By Katie - Audible on 27-09-17
Move Over John Green
Cue the ugly crying. I first got my hands on this book a month or so ago, and it has continued to stay with me. I was unprepared for the onslaught of tears as I made my way through Jared Reck’s debut novel. Reck is a mega-talent: he had me going from crying to laughing within seconds, and it felt like the most natural progression in the world. As a real-life high school teacher, Reck captures the voice of the characters with such commanding authenticity. It’s so easy to relate to the protagonist Matt, particularly in his most cringe-worthy moments. Narrator Mike Chamberlain is definitely best known for his nonfiction work, but his youthful tone - that at times borders on teenage apathy - lends itself nicely to this production. I have high hopes for this one – I can’t wait to see what other listeners think, and I can’t wait to see what Reck does next."
14 of 15 people found this review helpful
By Gary on 01-10-17

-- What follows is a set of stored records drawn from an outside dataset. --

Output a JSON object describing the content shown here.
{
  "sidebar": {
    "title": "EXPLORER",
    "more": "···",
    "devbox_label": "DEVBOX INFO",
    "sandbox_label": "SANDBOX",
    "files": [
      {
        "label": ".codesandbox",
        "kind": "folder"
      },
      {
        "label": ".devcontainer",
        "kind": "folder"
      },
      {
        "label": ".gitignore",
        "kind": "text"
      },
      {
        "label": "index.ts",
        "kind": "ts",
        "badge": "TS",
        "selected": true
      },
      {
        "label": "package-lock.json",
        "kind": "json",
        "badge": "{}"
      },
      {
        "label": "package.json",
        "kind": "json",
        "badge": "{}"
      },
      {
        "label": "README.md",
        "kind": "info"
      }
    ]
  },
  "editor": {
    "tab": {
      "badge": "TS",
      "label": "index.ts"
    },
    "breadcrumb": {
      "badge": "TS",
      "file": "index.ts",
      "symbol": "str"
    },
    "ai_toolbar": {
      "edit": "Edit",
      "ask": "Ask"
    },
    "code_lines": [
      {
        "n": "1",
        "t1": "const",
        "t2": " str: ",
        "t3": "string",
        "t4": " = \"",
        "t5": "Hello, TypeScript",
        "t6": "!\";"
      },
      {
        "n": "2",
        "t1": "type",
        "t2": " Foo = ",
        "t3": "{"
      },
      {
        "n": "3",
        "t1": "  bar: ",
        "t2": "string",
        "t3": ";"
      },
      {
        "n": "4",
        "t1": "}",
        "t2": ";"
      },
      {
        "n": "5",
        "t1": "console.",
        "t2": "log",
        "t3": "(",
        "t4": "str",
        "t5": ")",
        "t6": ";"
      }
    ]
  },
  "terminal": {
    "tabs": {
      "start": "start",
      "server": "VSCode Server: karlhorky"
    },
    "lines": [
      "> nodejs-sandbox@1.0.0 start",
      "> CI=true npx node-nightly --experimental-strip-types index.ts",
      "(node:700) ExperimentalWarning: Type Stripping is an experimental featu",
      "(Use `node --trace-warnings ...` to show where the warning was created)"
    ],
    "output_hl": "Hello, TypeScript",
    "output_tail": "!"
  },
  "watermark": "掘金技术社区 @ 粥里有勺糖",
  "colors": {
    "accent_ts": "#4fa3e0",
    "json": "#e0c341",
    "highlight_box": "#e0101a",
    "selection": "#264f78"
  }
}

I'm sitting here bawling my eyes out with my Macaw
And he's giving me the hairy eyeball because I was laughing just a minute ago.
There are more complicated and universal emotions dealt with in this engaging novel about teen-aged love, and I enjoyed it quite a lot!
6 of 6 people found this review helpful